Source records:
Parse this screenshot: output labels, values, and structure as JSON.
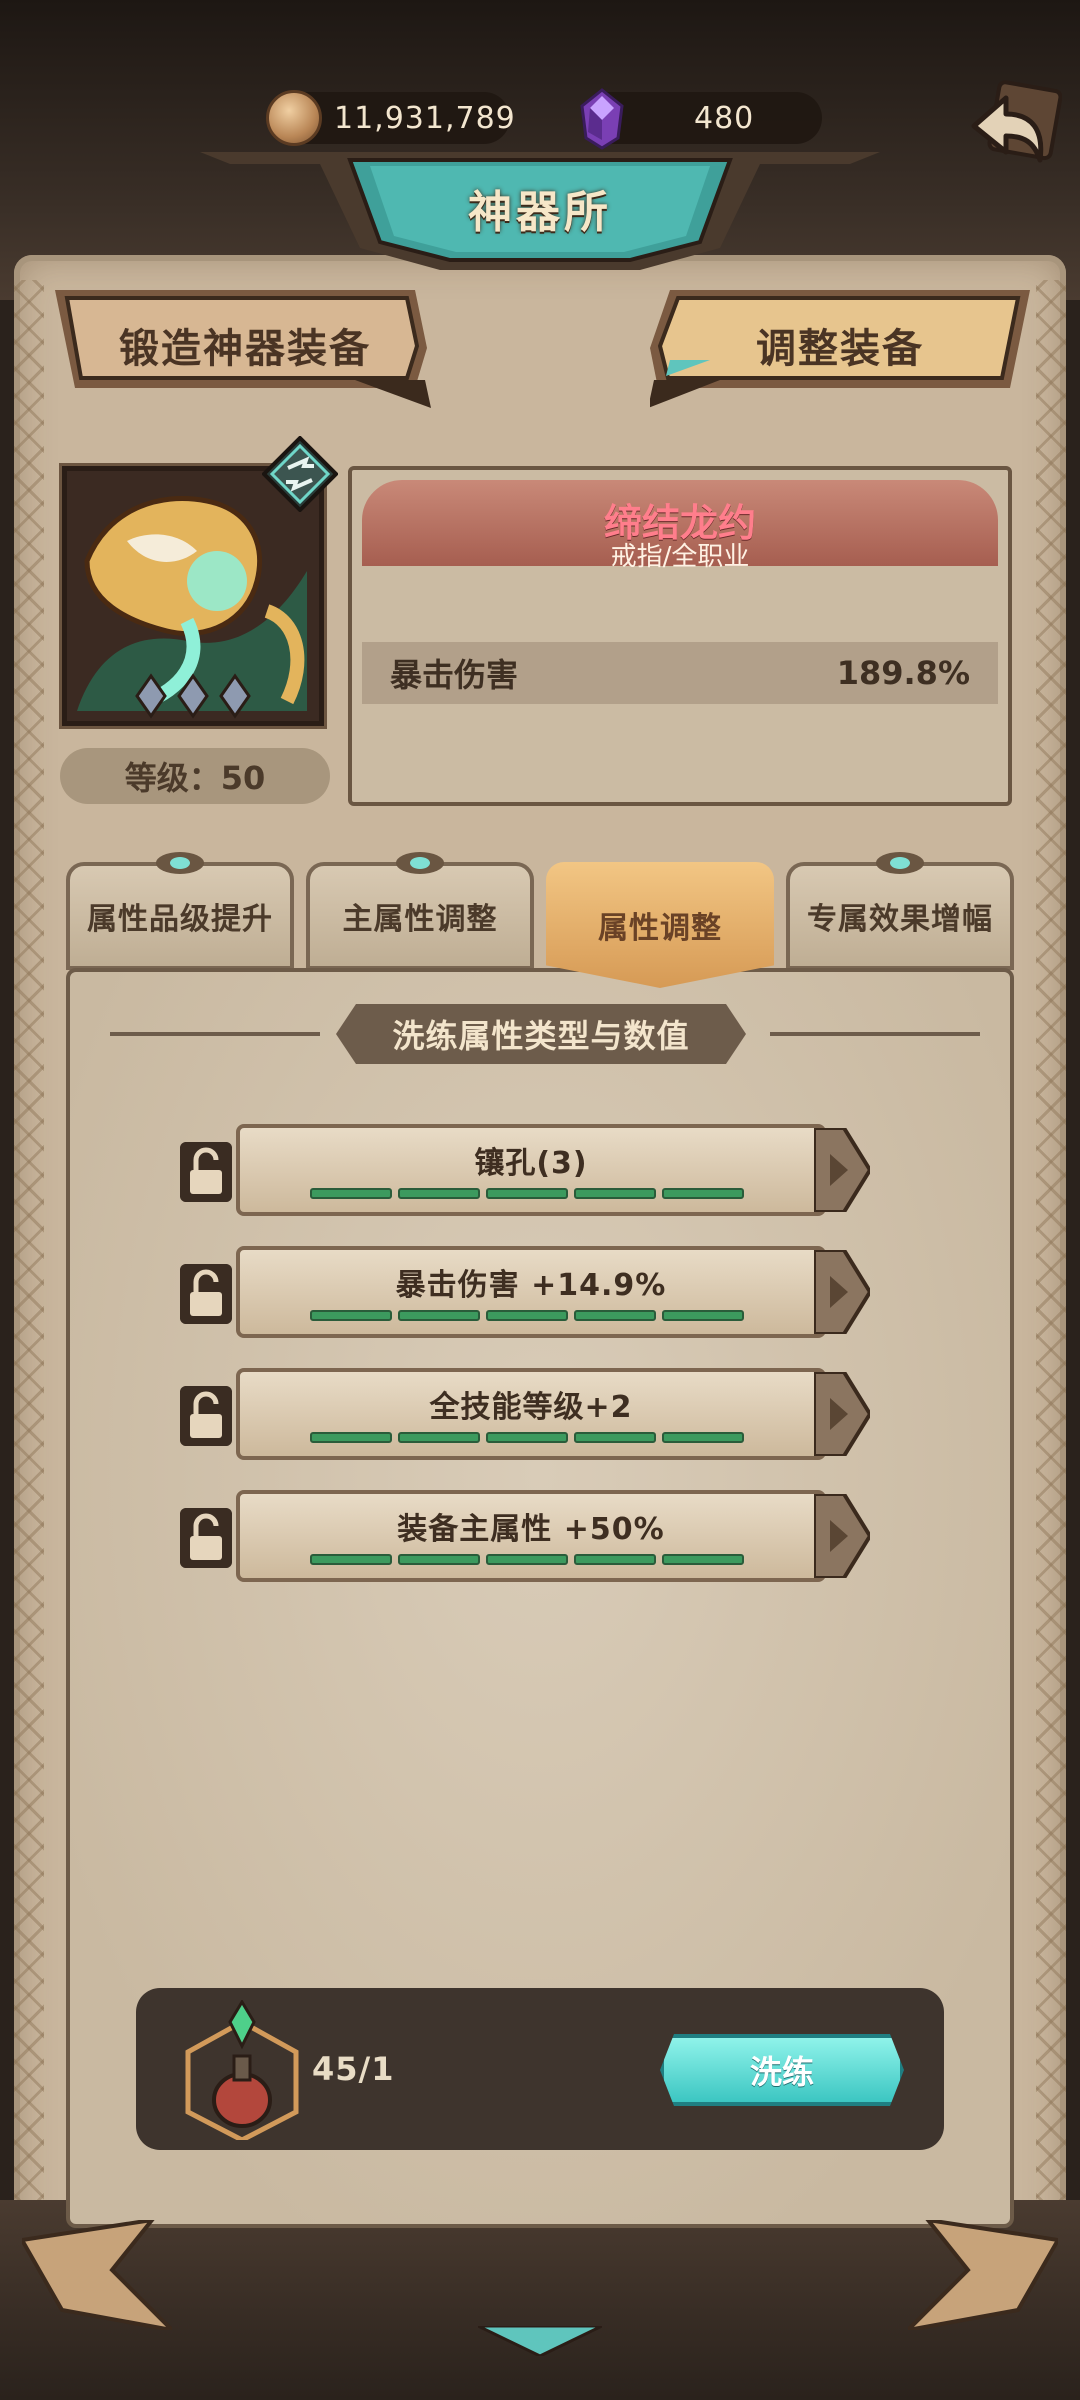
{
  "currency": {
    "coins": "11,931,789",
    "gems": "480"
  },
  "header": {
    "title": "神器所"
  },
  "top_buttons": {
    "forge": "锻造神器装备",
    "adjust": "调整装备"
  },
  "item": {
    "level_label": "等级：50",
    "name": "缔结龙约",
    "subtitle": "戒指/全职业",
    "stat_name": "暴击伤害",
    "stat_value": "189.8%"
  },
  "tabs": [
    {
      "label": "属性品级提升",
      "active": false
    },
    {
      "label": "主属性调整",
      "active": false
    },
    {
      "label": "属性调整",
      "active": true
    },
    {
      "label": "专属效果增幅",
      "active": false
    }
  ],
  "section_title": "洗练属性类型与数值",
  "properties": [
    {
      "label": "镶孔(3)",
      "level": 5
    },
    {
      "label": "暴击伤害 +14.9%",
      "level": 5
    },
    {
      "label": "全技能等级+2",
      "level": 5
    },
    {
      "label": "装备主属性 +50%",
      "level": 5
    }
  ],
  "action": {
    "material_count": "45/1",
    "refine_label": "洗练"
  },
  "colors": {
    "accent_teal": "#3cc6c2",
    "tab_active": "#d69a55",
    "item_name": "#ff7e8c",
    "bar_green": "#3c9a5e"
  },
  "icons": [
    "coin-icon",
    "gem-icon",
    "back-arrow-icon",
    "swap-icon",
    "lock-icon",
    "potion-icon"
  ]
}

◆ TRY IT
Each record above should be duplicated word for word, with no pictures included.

◆ SOLUTION FOR THIS TASK
Parse this screenshot: output labels, values, and structure as JSON.
{
  "currency": {
    "coins": "11,931,789",
    "gems": "480"
  },
  "header": {
    "title": "神器所"
  },
  "top_buttons": {
    "forge": "锻造神器装备",
    "adjust": "调整装备"
  },
  "item": {
    "level_label": "等级：50",
    "name": "缔结龙约",
    "subtitle": "戒指/全职业",
    "stat_name": "暴击伤害",
    "stat_value": "189.8%"
  },
  "tabs": [
    {
      "label": "属性品级提升",
      "active": false
    },
    {
      "label": "主属性调整",
      "active": false
    },
    {
      "label": "属性调整",
      "active": true
    },
    {
      "label": "专属效果增幅",
      "active": false
    }
  ],
  "section_title": "洗练属性类型与数值",
  "properties": [
    {
      "label": "镶孔(3)",
      "level": 5
    },
    {
      "label": "暴击伤害 +14.9%",
      "level": 5
    },
    {
      "label": "全技能等级+2",
      "level": 5
    },
    {
      "label": "装备主属性 +50%",
      "level": 5
    }
  ],
  "action": {
    "material_count": "45/1",
    "refine_label": "洗练"
  },
  "colors": {
    "accent_teal": "#3cc6c2",
    "tab_active": "#d69a55",
    "item_name": "#ff7e8c",
    "bar_green": "#3c9a5e"
  },
  "icons": [
    "coin-icon",
    "gem-icon",
    "back-arrow-icon",
    "swap-icon",
    "lock-icon",
    "potion-icon"
  ]
}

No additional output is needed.